    According to Bill Koch of Cincinnati.com via Tony Monkovic of the New York Times, Reese said that Robinson is like "'the JPP of tight ends.'"

    Koch said that he felt Robinson didn't start to come on until late in the season after the West Virginia game, although his numbers don't shout success.

    But Reese is one of the best talent evaluators in the league and has a sixth sense for finding talent where nobody is looking.

    Heck, everyone criticized Reese for drafting Jason Pierre-Paul in the first round of the 2010 NFL draft, and look how stupid we all felt for doing so when JPP turned into a superstar in 2011.

    If Reese believes in this guy and feels that he has that much talent and that much upside, maybe everyone should believe Reese.
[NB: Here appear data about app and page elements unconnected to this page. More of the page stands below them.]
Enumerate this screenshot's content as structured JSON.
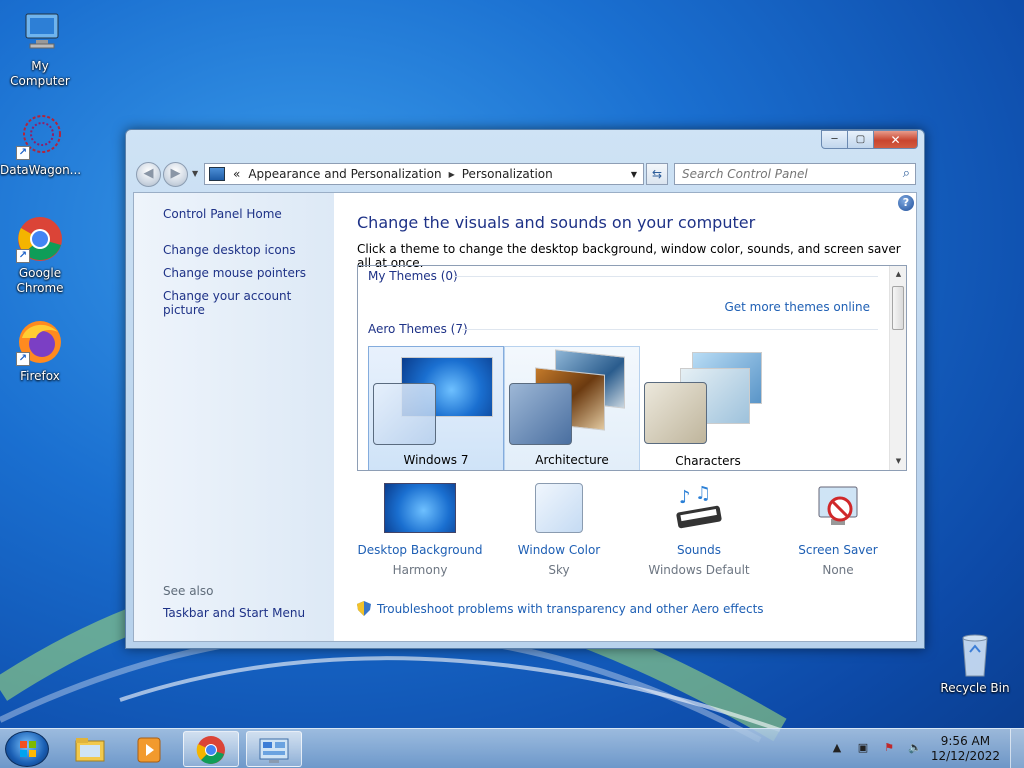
{
  "desktop": {
    "icons": [
      {
        "label": "My Computer",
        "icon": "computer-icon"
      },
      {
        "label": "DataWagon...",
        "icon": "datawagon-icon"
      },
      {
        "label": "Google Chrome",
        "icon": "chrome-icon"
      },
      {
        "label": "Firefox",
        "icon": "firefox-icon"
      },
      {
        "label": "Recycle Bin",
        "icon": "recycle-bin-icon"
      }
    ]
  },
  "window": {
    "controls": {
      "minimize": "─",
      "maximize": "▢",
      "close": "✕"
    },
    "breadcrumb": {
      "overflow": "«",
      "items": [
        "Appearance and Personalization",
        "Personalization"
      ]
    },
    "search_placeholder": "Search Control Panel"
  },
  "left_pane": {
    "home_link": "Control Panel Home",
    "links": [
      "Change desktop icons",
      "Change mouse pointers",
      "Change your account picture"
    ],
    "see_also_label": "See also",
    "see_also_links": [
      "Taskbar and Start Menu"
    ]
  },
  "main": {
    "heading": "Change the visuals and sounds on your computer",
    "subheading": "Click a theme to change the desktop background, window color, sounds, and screen saver all at once.",
    "my_themes_label": "My Themes (0)",
    "get_more_link": "Get more themes online",
    "aero_themes_label": "Aero Themes (7)",
    "themes": [
      {
        "name": "Windows 7",
        "state": "selected"
      },
      {
        "name": "Architecture",
        "state": "hover"
      },
      {
        "name": "Characters",
        "state": "normal"
      }
    ],
    "options": [
      {
        "label": "Desktop Background",
        "value": "Harmony",
        "icon": "desktop-background-icon"
      },
      {
        "label": "Window Color",
        "value": "Sky",
        "icon": "window-color-icon"
      },
      {
        "label": "Sounds",
        "value": "Windows Default",
        "icon": "sounds-icon"
      },
      {
        "label": "Screen Saver",
        "value": "None",
        "icon": "screen-saver-icon"
      }
    ],
    "troubleshoot_link": "Troubleshoot problems with transparency and other Aero effects"
  },
  "taskbar": {
    "time": "9:56 AM",
    "date": "12/12/2022",
    "tray_expand": "▲"
  }
}
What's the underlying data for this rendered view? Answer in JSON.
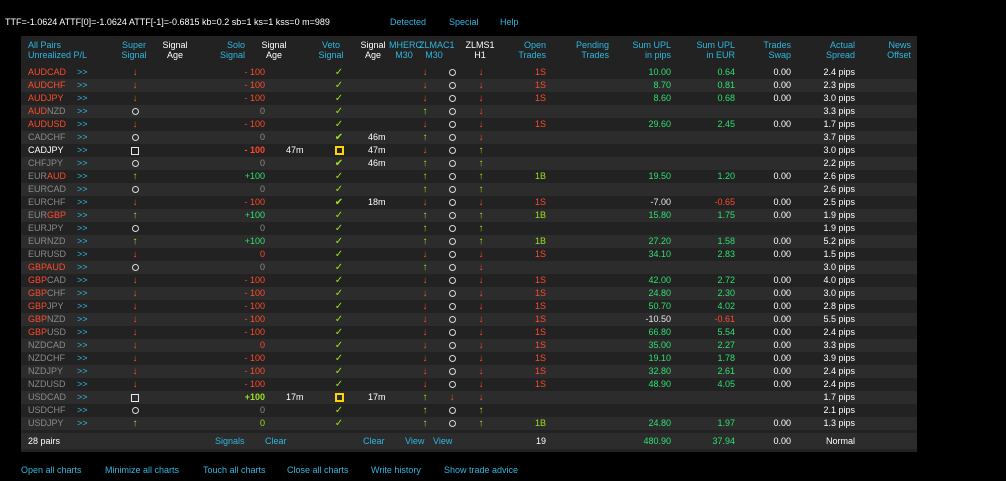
{
  "header": {
    "status_line": "TTF=-1.0624 ATTF[0]=-1.0624 ATTF[-1]=-0.6815 kb=0.2 sb=1 ks=1 kss=0 m=989",
    "menu": [
      "Detected",
      "Special",
      "Help"
    ]
  },
  "columns": {
    "pairs": "All Pairs",
    "unrealized": "Unrealized P/L",
    "super": [
      "Super",
      "Signal"
    ],
    "sig_age": [
      "Signal",
      "Age"
    ],
    "solo": [
      "Solo",
      "Signal"
    ],
    "solo_age": [
      "Signal",
      "Age"
    ],
    "veto": [
      "Veto",
      "Signal"
    ],
    "veto_age": [
      "Signal",
      "Age"
    ],
    "mherc": [
      "MHERC",
      "M30"
    ],
    "zlmac": [
      "ZLMAC1",
      "M30"
    ],
    "zlms": [
      "ZLMS1",
      "H1"
    ],
    "open": [
      "Open",
      "Trades"
    ],
    "pending": [
      "Pending",
      "Trades"
    ],
    "upl_pips": [
      "Sum UPL",
      "in pips"
    ],
    "upl_eur": [
      "Sum UPL",
      "in EUR"
    ],
    "swap": [
      "Trades",
      "Swap"
    ],
    "spread": [
      "Actual",
      "Spread"
    ],
    "news": [
      "News",
      "Offset"
    ]
  },
  "rows": [
    {
      "b": "AUD",
      "q": "CAD",
      "bc": "red",
      "qc": "red",
      "go": ">>",
      "s": "dn",
      "sig": "- 100",
      "sc": "red",
      "sage": "",
      "v": "ck",
      "vage": "",
      "m": "dn",
      "z": "o",
      "zl": "dn",
      "open": "1S",
      "pend": "",
      "pips": "10.00",
      "eur": "0.64",
      "swap": "0.00",
      "spr": "2.4 pips"
    },
    {
      "b": "AUD",
      "q": "CHF",
      "bc": "red",
      "qc": "red",
      "go": ">>",
      "s": "dn",
      "sig": "- 100",
      "sc": "red",
      "sage": "",
      "v": "ck",
      "vage": "",
      "m": "dn",
      "z": "o",
      "zl": "dn",
      "open": "1S",
      "pend": "",
      "pips": "8.70",
      "eur": "0.81",
      "swap": "0.00",
      "spr": "2.3 pips"
    },
    {
      "b": "AUD",
      "q": "JPY",
      "bc": "red",
      "qc": "red",
      "go": ">>",
      "s": "dn",
      "sig": "- 100",
      "sc": "red",
      "sage": "",
      "v": "ck",
      "vage": "",
      "m": "dn",
      "z": "o",
      "zl": "dn",
      "open": "1S",
      "pend": "",
      "pips": "8.60",
      "eur": "0.68",
      "swap": "0.00",
      "spr": "3.0 pips"
    },
    {
      "b": "AUD",
      "q": "NZD",
      "bc": "red",
      "qc": "grey",
      "go": ">>",
      "s": "o",
      "sig": "0",
      "sc": "grey",
      "sage": "",
      "v": "ck",
      "vage": "",
      "m": "up",
      "z": "o",
      "zl": "dn",
      "open": "",
      "pend": "",
      "pips": "",
      "eur": "",
      "swap": "",
      "spr": "3.3 pips"
    },
    {
      "b": "AUD",
      "q": "USD",
      "bc": "red",
      "qc": "red",
      "go": ">>",
      "s": "dn",
      "sig": "- 100",
      "sc": "red",
      "sage": "",
      "v": "ck",
      "vage": "",
      "m": "dn",
      "z": "o",
      "zl": "dn",
      "open": "1S",
      "pend": "",
      "pips": "29.60",
      "eur": "2.45",
      "swap": "0.00",
      "spr": "1.7 pips"
    },
    {
      "b": "CAD",
      "q": "CHF",
      "bc": "grey",
      "qc": "grey",
      "go": ">>",
      "s": "o",
      "sig": "0",
      "sc": "grey",
      "sage": "",
      "v": "ckb",
      "vage": "46m",
      "m": "up",
      "z": "o",
      "zl": "dn",
      "open": "",
      "pend": "",
      "pips": "",
      "eur": "",
      "swap": "",
      "spr": "3.7 pips"
    },
    {
      "b": "CAD",
      "q": "JPY",
      "bc": "white",
      "qc": "white",
      "go": ">>",
      "s": "sq",
      "sig": "- 100",
      "sc": "bred",
      "sage": "47m",
      "v": "sqy",
      "vage": "47m",
      "m": "dn",
      "z": "o",
      "zl": "up",
      "open": "",
      "pend": "",
      "pips": "",
      "eur": "",
      "swap": "",
      "spr": "3.0 pips"
    },
    {
      "b": "CHF",
      "q": "JPY",
      "bc": "grey",
      "qc": "grey",
      "go": ">>",
      "s": "o",
      "sig": "0",
      "sc": "grey",
      "sage": "",
      "v": "ckb",
      "vage": "46m",
      "m": "up",
      "z": "o",
      "zl": "up",
      "open": "",
      "pend": "",
      "pips": "",
      "eur": "",
      "swap": "",
      "spr": "2.2 pips"
    },
    {
      "b": "EUR",
      "q": "AUD",
      "bc": "grey",
      "qc": "red",
      "go": ">>",
      "s": "up",
      "sig": "+100",
      "sc": "green",
      "sage": "",
      "v": "ck",
      "vage": "",
      "m": "up",
      "z": "o",
      "zl": "up",
      "open": "1B",
      "pend": "",
      "pips": "19.50",
      "eur": "1.20",
      "swap": "0.00",
      "spr": "2.6 pips"
    },
    {
      "b": "EUR",
      "q": "CAD",
      "bc": "grey",
      "qc": "grey",
      "go": ">>",
      "s": "o",
      "sig": "0",
      "sc": "grey",
      "sage": "",
      "v": "ck",
      "vage": "",
      "m": "up",
      "z": "o",
      "zl": "up",
      "open": "",
      "pend": "",
      "pips": "",
      "eur": "",
      "swap": "",
      "spr": "2.6 pips"
    },
    {
      "b": "EUR",
      "q": "CHF",
      "bc": "grey",
      "qc": "grey",
      "go": ">>",
      "s": "dn",
      "sig": "- 100",
      "sc": "red",
      "sage": "",
      "v": "ckb",
      "vage": "18m",
      "m": "dn",
      "z": "o",
      "zl": "dn",
      "open": "1S",
      "pend": "",
      "pips": "-7.00",
      "eur": "-0.65",
      "swap": "0.00",
      "spr": "2.5 pips"
    },
    {
      "b": "EUR",
      "q": "GBP",
      "bc": "grey",
      "qc": "red",
      "go": ">>",
      "s": "up",
      "sig": "+100",
      "sc": "green",
      "sage": "",
      "v": "ck",
      "vage": "",
      "m": "up",
      "z": "o",
      "zl": "up",
      "open": "1B",
      "pend": "",
      "pips": "15.80",
      "eur": "1.75",
      "swap": "0.00",
      "spr": "1.9 pips"
    },
    {
      "b": "EUR",
      "q": "JPY",
      "bc": "grey",
      "qc": "grey",
      "go": ">>",
      "s": "o",
      "sig": "0",
      "sc": "grey",
      "sage": "",
      "v": "ck",
      "vage": "",
      "m": "up",
      "z": "o",
      "zl": "up",
      "open": "",
      "pend": "",
      "pips": "",
      "eur": "",
      "swap": "",
      "spr": "1.9 pips"
    },
    {
      "b": "EUR",
      "q": "NZD",
      "bc": "grey",
      "qc": "grey",
      "go": ">>",
      "s": "up",
      "sig": "+100",
      "sc": "green",
      "sage": "",
      "v": "ck",
      "vage": "",
      "m": "up",
      "z": "o",
      "zl": "up",
      "open": "1B",
      "pend": "",
      "pips": "27.20",
      "eur": "1.58",
      "swap": "0.00",
      "spr": "5.2 pips"
    },
    {
      "b": "EUR",
      "q": "USD",
      "bc": "grey",
      "qc": "grey",
      "go": ">>",
      "s": "dn",
      "sig": "0",
      "sc": "red",
      "sage": "",
      "v": "ck",
      "vage": "",
      "m": "dn",
      "z": "o",
      "zl": "dn",
      "open": "1S",
      "pend": "",
      "pips": "34.10",
      "eur": "2.83",
      "swap": "0.00",
      "spr": "1.5 pips"
    },
    {
      "b": "GBP",
      "q": "AUD",
      "bc": "red",
      "qc": "red",
      "go": ">>",
      "s": "o",
      "sig": "0",
      "sc": "grey",
      "sage": "",
      "v": "ck",
      "vage": "",
      "m": "up",
      "z": "o",
      "zl": "dn",
      "open": "",
      "pend": "",
      "pips": "",
      "eur": "",
      "swap": "",
      "spr": "3.0 pips"
    },
    {
      "b": "GBP",
      "q": "CAD",
      "bc": "red",
      "qc": "grey",
      "go": ">>",
      "s": "dn",
      "sig": "- 100",
      "sc": "red",
      "sage": "",
      "v": "ck",
      "vage": "",
      "m": "dn",
      "z": "o",
      "zl": "dn",
      "open": "1S",
      "pend": "",
      "pips": "42.00",
      "eur": "2.72",
      "swap": "0.00",
      "spr": "4.0 pips"
    },
    {
      "b": "GBP",
      "q": "CHF",
      "bc": "red",
      "qc": "grey",
      "go": ">>",
      "s": "dn",
      "sig": "- 100",
      "sc": "red",
      "sage": "",
      "v": "ck",
      "vage": "",
      "m": "dn",
      "z": "o",
      "zl": "dn",
      "open": "1S",
      "pend": "",
      "pips": "24.80",
      "eur": "2.30",
      "swap": "0.00",
      "spr": "3.0 pips"
    },
    {
      "b": "GBP",
      "q": "JPY",
      "bc": "red",
      "qc": "grey",
      "go": ">>",
      "s": "dn",
      "sig": "- 100",
      "sc": "red",
      "sage": "",
      "v": "ck",
      "vage": "",
      "m": "dn",
      "z": "o",
      "zl": "dn",
      "open": "1S",
      "pend": "",
      "pips": "50.70",
      "eur": "4.02",
      "swap": "0.00",
      "spr": "2.8 pips"
    },
    {
      "b": "GBP",
      "q": "NZD",
      "bc": "red",
      "qc": "grey",
      "go": ">>",
      "s": "dn",
      "sig": "- 100",
      "sc": "red",
      "sage": "",
      "v": "ck",
      "vage": "",
      "m": "dn",
      "z": "o",
      "zl": "dn",
      "open": "1S",
      "pend": "",
      "pips": "-10.50",
      "eur": "-0.61",
      "swap": "0.00",
      "spr": "5.5 pips"
    },
    {
      "b": "GBP",
      "q": "USD",
      "bc": "red",
      "qc": "grey",
      "go": ">>",
      "s": "dn",
      "sig": "- 100",
      "sc": "red",
      "sage": "",
      "v": "ck",
      "vage": "",
      "m": "dn",
      "z": "o",
      "zl": "dn",
      "open": "1S",
      "pend": "",
      "pips": "66.80",
      "eur": "5.54",
      "swap": "0.00",
      "spr": "2.4 pips"
    },
    {
      "b": "NZD",
      "q": "CAD",
      "bc": "grey",
      "qc": "grey",
      "go": ">>",
      "s": "dn",
      "sig": "0",
      "sc": "red",
      "sage": "",
      "v": "ck",
      "vage": "",
      "m": "dn",
      "z": "o",
      "zl": "dn",
      "open": "1S",
      "pend": "",
      "pips": "35.00",
      "eur": "2.27",
      "swap": "0.00",
      "spr": "3.3 pips"
    },
    {
      "b": "NZD",
      "q": "CHF",
      "bc": "grey",
      "qc": "grey",
      "go": ">>",
      "s": "dn",
      "sig": "- 100",
      "sc": "red",
      "sage": "",
      "v": "ck",
      "vage": "",
      "m": "dn",
      "z": "o",
      "zl": "dn",
      "open": "1S",
      "pend": "",
      "pips": "19.10",
      "eur": "1.78",
      "swap": "0.00",
      "spr": "3.9 pips"
    },
    {
      "b": "NZD",
      "q": "JPY",
      "bc": "grey",
      "qc": "grey",
      "go": ">>",
      "s": "dn",
      "sig": "- 100",
      "sc": "red",
      "sage": "",
      "v": "ck",
      "vage": "",
      "m": "dn",
      "z": "o",
      "zl": "dn",
      "open": "1S",
      "pend": "",
      "pips": "32.80",
      "eur": "2.61",
      "swap": "0.00",
      "spr": "2.4 pips"
    },
    {
      "b": "NZD",
      "q": "USD",
      "bc": "grey",
      "qc": "grey",
      "go": ">>",
      "s": "dn",
      "sig": "- 100",
      "sc": "red",
      "sage": "",
      "v": "ck",
      "vage": "",
      "m": "dn",
      "z": "o",
      "zl": "dn",
      "open": "1S",
      "pend": "",
      "pips": "48.90",
      "eur": "4.05",
      "swap": "0.00",
      "spr": "2.4 pips"
    },
    {
      "b": "USD",
      "q": "CAD",
      "bc": "grey",
      "qc": "grey",
      "go": ">>",
      "s": "sq",
      "sig": "+100",
      "sc": "bgreen",
      "sage": "17m",
      "v": "sqy",
      "vage": "17m",
      "m": "up",
      "z": "dn",
      "zl": "dn",
      "open": "",
      "pend": "",
      "pips": "",
      "eur": "",
      "swap": "",
      "spr": "1.7 pips"
    },
    {
      "b": "USD",
      "q": "CHF",
      "bc": "grey",
      "qc": "grey",
      "go": ">>",
      "s": "o",
      "sig": "0",
      "sc": "grey",
      "sage": "",
      "v": "ck",
      "vage": "",
      "m": "up",
      "z": "o",
      "zl": "up",
      "open": "",
      "pend": "",
      "pips": "",
      "eur": "",
      "swap": "",
      "spr": "2.1 pips"
    },
    {
      "b": "USD",
      "q": "JPY",
      "bc": "grey",
      "qc": "grey",
      "go": ">>",
      "s": "up",
      "sig": "0",
      "sc": "lgreen",
      "sage": "",
      "v": "ck",
      "vage": "",
      "m": "up",
      "z": "o",
      "zl": "up",
      "open": "1B",
      "pend": "",
      "pips": "24.80",
      "eur": "1.97",
      "swap": "0.00",
      "spr": "1.3 pips"
    }
  ],
  "footer": {
    "pairs": "28 pairs",
    "signals": "Signals",
    "clear1": "Clear",
    "clear2": "Clear",
    "view1": "View",
    "view2": "View",
    "open_total": "19",
    "pips_total": "480.90",
    "eur_total": "37.94",
    "swap_total": "0.00",
    "spread_total": "Normal"
  },
  "bottom_links": [
    "Open all charts",
    "Minimize all charts",
    "Touch all charts",
    "Close all charts",
    "Write history",
    "Show trade advice"
  ],
  "icons": {
    "dn": "arrow-down-icon",
    "up": "arrow-up-icon",
    "o": "circle-icon",
    "ck": "check-icon",
    "sq": "square-icon",
    "sqy": "yellow-square-icon"
  },
  "colors": {
    "accent": "#2fb7e0",
    "red": "#ff4b2b",
    "green": "#2fe070",
    "yellow": "#ffd400",
    "panel": "#222222"
  }
}
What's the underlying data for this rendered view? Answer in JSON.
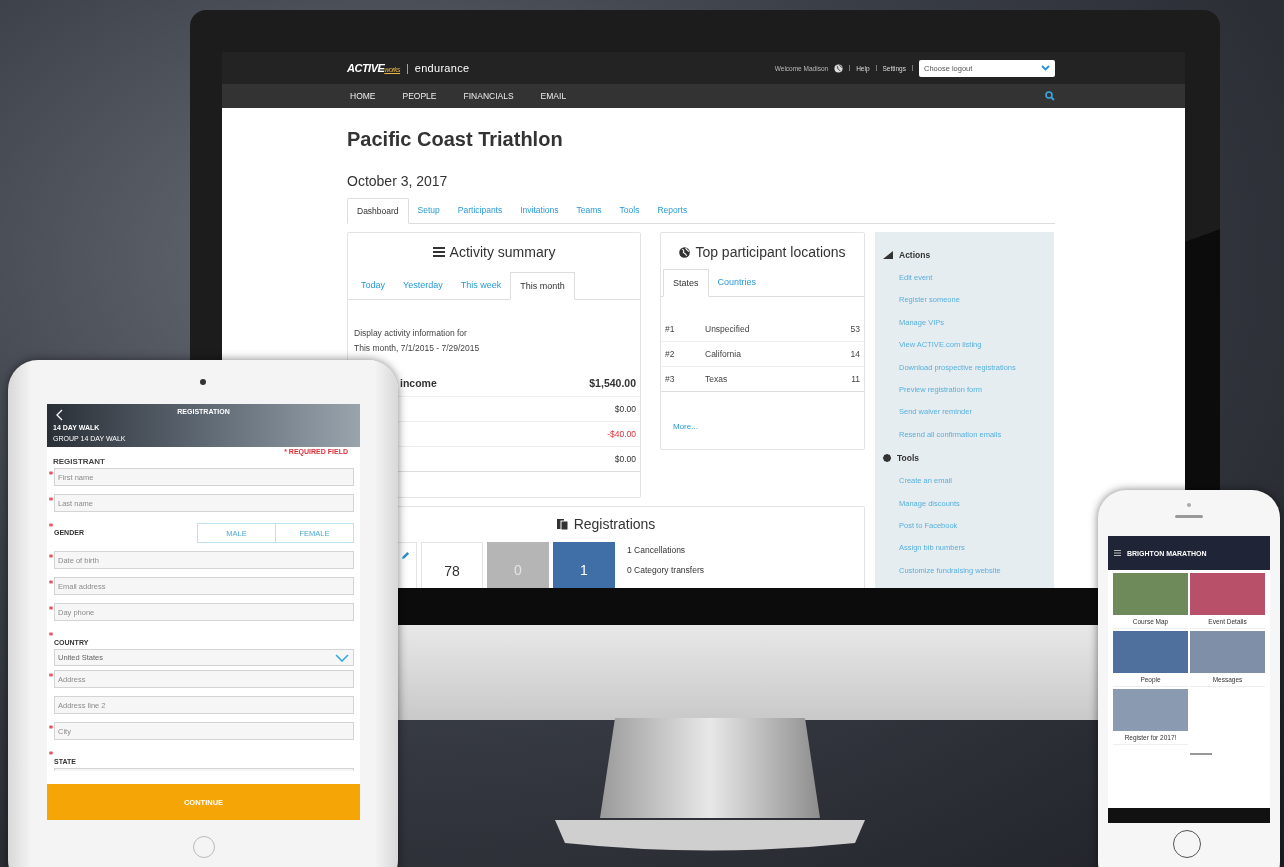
{
  "desktop": {
    "brand": {
      "name": "ACTIVE",
      "suffix": "works",
      "separator": "|",
      "product": "endurance"
    },
    "header": {
      "welcome": "Welcome Madison",
      "links": [
        "Help",
        "Settings"
      ],
      "logout_select": {
        "value": "Choose logout"
      }
    },
    "nav": [
      "HOME",
      "PEOPLE",
      "FINANCIALS",
      "EMAIL"
    ],
    "title": "Pacific Coast Triathlon",
    "date": "October 3, 2017",
    "tabs": [
      {
        "label": "Dashboard",
        "selected": true
      },
      {
        "label": "Setup",
        "selected": false
      },
      {
        "label": "Participants",
        "selected": false
      },
      {
        "label": "Invitations",
        "selected": false
      },
      {
        "label": "Teams",
        "selected": false
      },
      {
        "label": "Tools",
        "selected": false
      },
      {
        "label": "Reports",
        "selected": false
      }
    ],
    "activity_summary": {
      "title": "Activity summary",
      "tabs": [
        {
          "label": "Today",
          "selected": false
        },
        {
          "label": "Yesterday",
          "selected": false
        },
        {
          "label": "This week",
          "selected": false
        },
        {
          "label": "This month",
          "selected": true
        }
      ],
      "description": [
        "Display activity information for",
        "This month, 7/1/2015 - 7/29/2015"
      ],
      "rows": [
        {
          "label": "income",
          "amount": "$1,540.00",
          "kind": "total",
          "negative": false
        },
        {
          "amount": "$0.00",
          "kind": "line",
          "negative": false
        },
        {
          "amount": "-$40.00",
          "kind": "line",
          "negative": true
        },
        {
          "amount": "$0.00",
          "kind": "line",
          "negative": false
        }
      ]
    },
    "locations": {
      "title": "Top participant locations",
      "tabs": [
        {
          "label": "States",
          "selected": true
        },
        {
          "label": "Countries",
          "selected": false
        }
      ],
      "rows": [
        {
          "rank": "#1",
          "name": "Unspecified",
          "count": "53"
        },
        {
          "rank": "#2",
          "name": "California",
          "count": "14"
        },
        {
          "rank": "#3",
          "name": "Texas",
          "count": "11"
        }
      ],
      "more": "More..."
    },
    "sidebar": {
      "sections": [
        {
          "title": "Actions",
          "kind": "actions",
          "links": [
            "Edit event",
            "Register someone",
            "Manage VIPs",
            "View ACTIVE.com listing",
            "Download prospective registrations",
            "Preview registration form",
            "Send waiver reminder",
            "Resend all confirmation emails"
          ]
        },
        {
          "title": "Tools",
          "kind": "tools",
          "links": [
            "Create an email",
            "Manage discounts",
            "Post to Facebook",
            "Assign bib numbers",
            "Customize fundraising website"
          ]
        }
      ]
    },
    "registrations": {
      "title": "Registrations",
      "tiles": [
        {
          "kind": "edit"
        },
        {
          "kind": "plain",
          "value": "78"
        },
        {
          "kind": "grey",
          "value": "0"
        },
        {
          "kind": "blue",
          "value": "1"
        }
      ],
      "stats": [
        "1 Cancellations",
        "0 Category transfers"
      ]
    }
  },
  "tablet": {
    "header": {
      "title": "REGISTRATION",
      "event": "14 DAY WALK",
      "group": "GROUP 14 DAY WALK"
    },
    "required_note": "* REQUIRED FIELD",
    "section": "REGISTRANT",
    "fields": [
      {
        "kind": "input",
        "placeholder": "First name",
        "required": true
      },
      {
        "kind": "input",
        "placeholder": "Last name",
        "required": true
      },
      {
        "kind": "toggle",
        "label": "GENDER",
        "required": true,
        "options": [
          {
            "label": "MALE",
            "selected": false
          },
          {
            "label": "FEMALE",
            "selected": false
          }
        ]
      },
      {
        "kind": "input",
        "placeholder": "Date of birth",
        "required": true
      },
      {
        "kind": "input",
        "placeholder": "Email address",
        "required": true
      },
      {
        "kind": "input",
        "placeholder": "Day phone",
        "required": true
      },
      {
        "kind": "select",
        "label": "COUNTRY",
        "required": true,
        "value": "United States"
      },
      {
        "kind": "input",
        "placeholder": "Address",
        "required": true
      },
      {
        "kind": "input",
        "placeholder": "Address line 2",
        "required": false
      },
      {
        "kind": "input",
        "placeholder": "City",
        "required": true
      },
      {
        "kind": "label",
        "label": "STATE",
        "required": true
      }
    ],
    "continue": "CONTINUE"
  },
  "phone": {
    "header": {
      "title": "BRIGHTON MARATHON"
    },
    "tiles": [
      {
        "label": "Course Map"
      },
      {
        "label": "Event Details"
      },
      {
        "label": "People"
      },
      {
        "label": "Messages"
      },
      {
        "label": "Register for 2017!"
      }
    ]
  }
}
    There's a little saying that's known with Giants fans: "In Reese we trust."

    He got it right with JPP.

    Reese isn't known for making mistakes when drafting players, and I think he's going to get it right with Adrien Robinson, which is why I think he will eventually become the starting tight end for the New York Giants.